We don't need experts to tell us that there are more benefits besides pleasure when it comes to sex. But should you need scientific proof, there's plenty of it, like how it can boost your immune system, help lower stress and risk for depression, improves sleep and can even lower our perception of pain. However, there's one topic that's not often discussed, despite the fact that it's common among women: Cramps after sex. New York—based board-certified gynecologist Shyama Mathews, MD, tells MyDomaine that most women have experienced this type of pain after sex at some point in their lives. In fact, a recent British study found that nearly one in 10 women experience some type of pain also known as Dyspareunia in scientific circles during or after sex. Researchers point out that there are other factors besides physical causes that can contribute to painful sex, including emotional and psychological issues.
Cramps After Sex: IUD, Pregnancy, Period, and Ovulation
Most of the time people talk about the pleasure of sex. Less often they talk about pain related to sex , which can take away a lot of the pleasure. Cramping is just one type of pain you may experience after sex. What causes this cramping and what can be done about it? Read on to find out. An intrauterine device IUD is a type of birth control.
Pain felt during or after sex is known as dyspareunia pronounced dys- par- eu- nia. Occasional dyspareunia is normal, with deep penetration for example. It may also be one of the most difficult gynaecological problems to assess and treat successfully. Dyspareunia may be classed as superficial felt in the tissues around the entrance of the vagina or deep felt deeper within the pelvis on penile thrusting , depending on the site of the pain. Dyspareunia may have been present from the time a woman first started having sex or it may have developed later in life.

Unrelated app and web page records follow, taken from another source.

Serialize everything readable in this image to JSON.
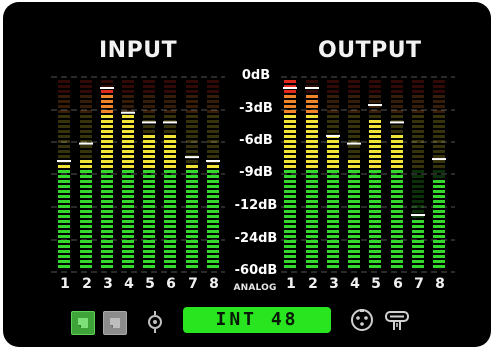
{
  "headers": {
    "input": "INPUT",
    "output": "OUTPUT"
  },
  "db_scale": [
    "0dB",
    "-3dB",
    "-6dB",
    "-9dB",
    "-12dB",
    "-24dB",
    "-60dB"
  ],
  "analog_label": "ANALOG",
  "input_channels": [
    {
      "label": "1",
      "level": 0.56,
      "peak": 0.57
    },
    {
      "label": "2",
      "level": 0.58,
      "peak": 0.66
    },
    {
      "label": "3",
      "level": 0.94,
      "peak": 0.98
    },
    {
      "label": "4",
      "level": 0.81,
      "peak": 0.82
    },
    {
      "label": "5",
      "level": 0.7,
      "peak": 0.77
    },
    {
      "label": "6",
      "level": 0.7,
      "peak": 0.77
    },
    {
      "label": "7",
      "level": 0.55,
      "peak": 0.59
    },
    {
      "label": "8",
      "level": 0.55,
      "peak": 0.57
    }
  ],
  "output_channels": [
    {
      "label": "1",
      "level": 0.99,
      "peak": 1.02
    },
    {
      "label": "2",
      "level": 0.93,
      "peak": 0.96
    },
    {
      "label": "3",
      "level": 0.7,
      "peak": 0.7
    },
    {
      "label": "4",
      "level": 0.57,
      "peak": 0.66
    },
    {
      "label": "5",
      "level": 0.8,
      "peak": 0.86
    },
    {
      "label": "6",
      "level": 0.72,
      "peak": 0.77
    },
    {
      "label": "7",
      "level": 0.25,
      "peak": 0.29
    },
    {
      "label": "8",
      "level": 0.48,
      "peak": 0.58
    }
  ],
  "bottom_bar": {
    "sync_label": "INT 48",
    "icons": [
      "input-select-icon",
      "output-select-icon",
      "digital-input-icon",
      "xlr-connector-icon",
      "phantom-power-icon"
    ]
  },
  "colors": {
    "meter_green": "#35d92e",
    "meter_yellow": "#f2e436",
    "meter_orange": "#f0842a",
    "meter_red": "#e02a1c",
    "sync_green": "#29e51f",
    "btn_green": "#3ea43a",
    "btn_grey": "#8c8c8c"
  }
}
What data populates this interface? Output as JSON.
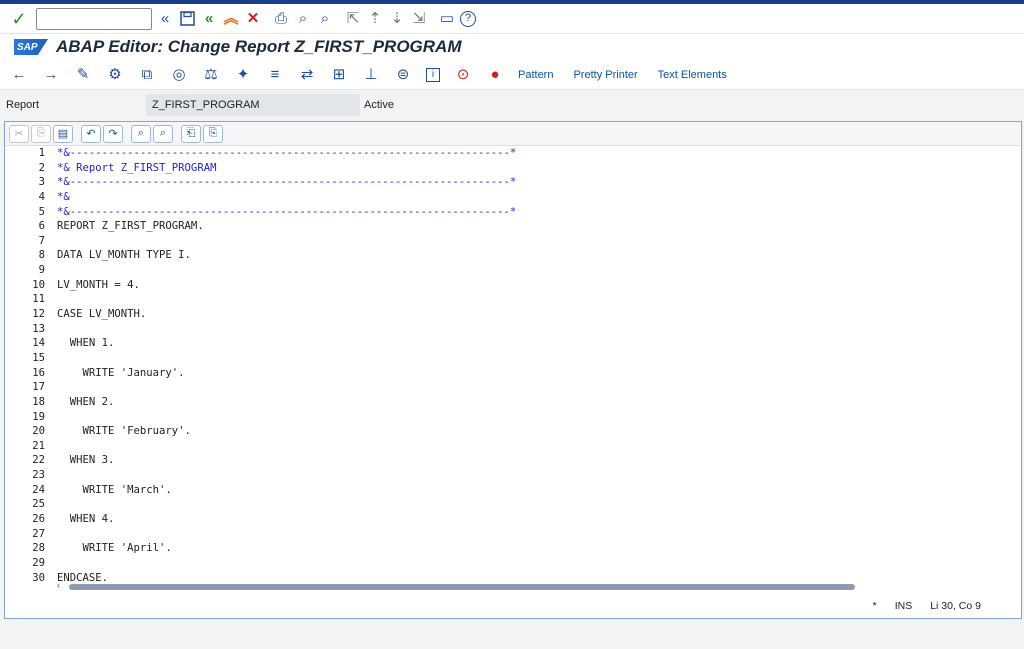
{
  "window": {
    "title": "ABAP Editor: Change Report Z_FIRST_PROGRAM",
    "logo": "SAP"
  },
  "system_toolbar": {
    "icons": [
      "enter-check-icon",
      "back-double-icon",
      "save-icon",
      "back-green-icon",
      "exit-icon",
      "cancel-icon",
      "print-icon",
      "find-icon",
      "find-next-icon",
      "first-page-icon",
      "prev-page-icon",
      "next-page-icon",
      "last-page-icon",
      "new-session-icon",
      "help-icon"
    ]
  },
  "app_toolbar": {
    "pattern_label": "Pattern",
    "pretty_printer_label": "Pretty Printer",
    "text_elements_label": "Text Elements"
  },
  "header": {
    "report_label": "Report",
    "report_value": "Z_FIRST_PROGRAM",
    "status": "Active"
  },
  "editor": {
    "lines": [
      {
        "n": "1",
        "text": "*&---------------------------------------------------------------------*",
        "type": "comment"
      },
      {
        "n": "2",
        "text": "*& Report Z_FIRST_PROGRAM",
        "type": "comment"
      },
      {
        "n": "3",
        "text": "*&---------------------------------------------------------------------*",
        "type": "comment"
      },
      {
        "n": "4",
        "text": "*&",
        "type": "comment"
      },
      {
        "n": "5",
        "text": "*&---------------------------------------------------------------------*",
        "type": "comment"
      },
      {
        "n": "6",
        "text": "REPORT Z_FIRST_PROGRAM.",
        "type": "normal"
      },
      {
        "n": "7",
        "text": "",
        "type": "normal"
      },
      {
        "n": "8",
        "text": "DATA LV_MONTH TYPE I.",
        "type": "normal"
      },
      {
        "n": "9",
        "text": "",
        "type": "normal"
      },
      {
        "n": "10",
        "text": "LV_MONTH = 4.",
        "type": "normal"
      },
      {
        "n": "11",
        "text": "",
        "type": "normal"
      },
      {
        "n": "12",
        "text": "CASE LV_MONTH.",
        "type": "normal"
      },
      {
        "n": "13",
        "text": "",
        "type": "normal"
      },
      {
        "n": "14",
        "text": "  WHEN 1.",
        "type": "normal"
      },
      {
        "n": "15",
        "text": "",
        "type": "normal"
      },
      {
        "n": "16",
        "text": "    WRITE 'January'.",
        "type": "normal"
      },
      {
        "n": "17",
        "text": "",
        "type": "normal"
      },
      {
        "n": "18",
        "text": "  WHEN 2.",
        "type": "normal"
      },
      {
        "n": "19",
        "text": "",
        "type": "normal"
      },
      {
        "n": "20",
        "text": "    WRITE 'February'.",
        "type": "normal"
      },
      {
        "n": "21",
        "text": "",
        "type": "normal"
      },
      {
        "n": "22",
        "text": "  WHEN 3.",
        "type": "normal"
      },
      {
        "n": "23",
        "text": "",
        "type": "normal"
      },
      {
        "n": "24",
        "text": "    WRITE 'March'.",
        "type": "normal"
      },
      {
        "n": "25",
        "text": "",
        "type": "normal"
      },
      {
        "n": "26",
        "text": "  WHEN 4.",
        "type": "normal"
      },
      {
        "n": "27",
        "text": "",
        "type": "normal"
      },
      {
        "n": "28",
        "text": "    WRITE 'April'.",
        "type": "normal"
      },
      {
        "n": "29",
        "text": "",
        "type": "normal"
      },
      {
        "n": "30",
        "text": "ENDCASE.",
        "type": "normal"
      }
    ]
  },
  "status_bar": {
    "modified": "*",
    "mode": "INS",
    "position": "Li 30, Co 9"
  },
  "colors": {
    "comment": "#2222cc",
    "brand": "#1a3d8a",
    "link": "#0a53a6"
  }
}
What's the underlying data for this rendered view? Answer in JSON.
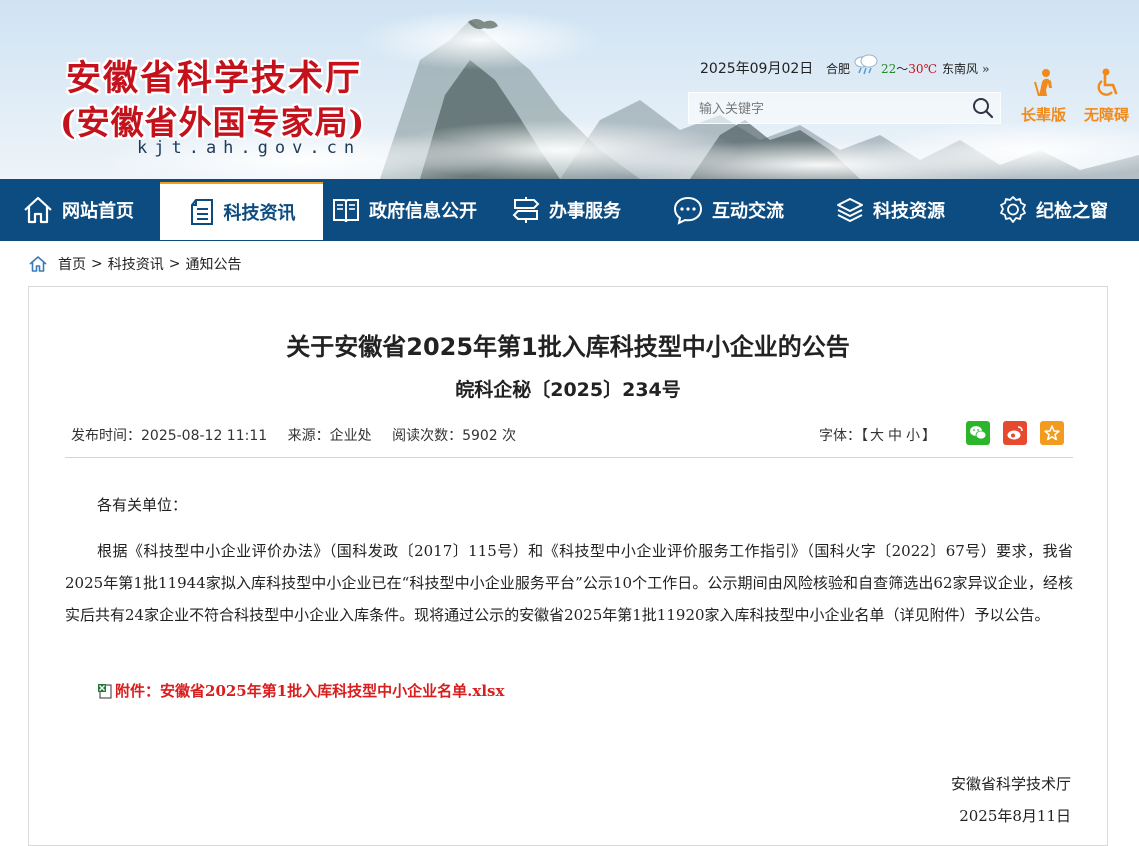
{
  "header": {
    "logo_line1": "安徽省科学技术厅",
    "logo_line2": "(安徽省外国专家局)",
    "logo_domain": "kjt.ah.gov.cn",
    "date": "2025年09月02日",
    "city": "合肥",
    "weather_icon": "cloud-rain-icon",
    "temp_low": "22",
    "temp_sep": "～",
    "temp_high": "30℃",
    "wind": "东南风",
    "wind_chevron": "»",
    "search_placeholder": "输入关键字",
    "elder_label": "长辈版",
    "access_label": "无障碍",
    "accent_color": "#f08a1c",
    "logo_color": "#c4121d"
  },
  "nav": {
    "bar_color": "#0d4c80",
    "items": [
      {
        "label": "网站首页",
        "icon": "home-icon"
      },
      {
        "label": "科技资讯",
        "icon": "document-icon",
        "active": true
      },
      {
        "label": "政府信息公开",
        "icon": "book-icon"
      },
      {
        "label": "办事服务",
        "icon": "signpost-icon"
      },
      {
        "label": "互动交流",
        "icon": "chat-icon"
      },
      {
        "label": "科技资源",
        "icon": "layers-icon"
      },
      {
        "label": "纪检之窗",
        "icon": "badge-icon"
      }
    ]
  },
  "breadcrumb": {
    "items": [
      "首页",
      "科技资讯",
      "通知公告"
    ],
    "separator": ">"
  },
  "article": {
    "title": "关于安徽省2025年第1批入库科技型中小企业的公告",
    "doc_no": "皖科企秘〔2025〕234号",
    "publish_time": "发布时间：2025-08-12 11:11",
    "source": "来源：企业处",
    "views": "阅读次数：5902 次",
    "font_label": "字体：",
    "font_open": "【",
    "font_large": "大",
    "font_medium": "中",
    "font_small": "小",
    "font_close": "】",
    "greeting": "各有关单位：",
    "body": "根据《科技型中小企业评价办法》（国科发政〔2017〕115号）和《科技型中小企业评价服务工作指引》（国科火字〔2022〕67号）要求，我省2025年第1批11944家拟入库科技型中小企业已在“科技型中小企业服务平台”公示10个工作日。公示期间由风险核验和自查筛选出62家异议企业，经核实后共有24家企业不符合科技型中小企业入库条件。现将通过公示的安徽省2025年第1批11920家入库科技型中小企业名单（详见附件）予以公告。",
    "attachment": "附件：安徽省2025年第1批入库科技型中小企业名单.xlsx",
    "signature_org": "安徽省科学技术厅",
    "signature_date": "2025年8月11日"
  }
}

Both men and women can experience cramps after sex. The medical term for pain before, during, or after sex is dyspareunia. Cramps may occur after sex for many reasons, ranging from mild muscle strain to underlying conditions that may require treatment. Similar to during exercise, straining the pelvic and abdominal muscles during sex can sometimes lead to cramping. Tight muscles, dehydration , or working the muscle in an awkward position can all cause cramps.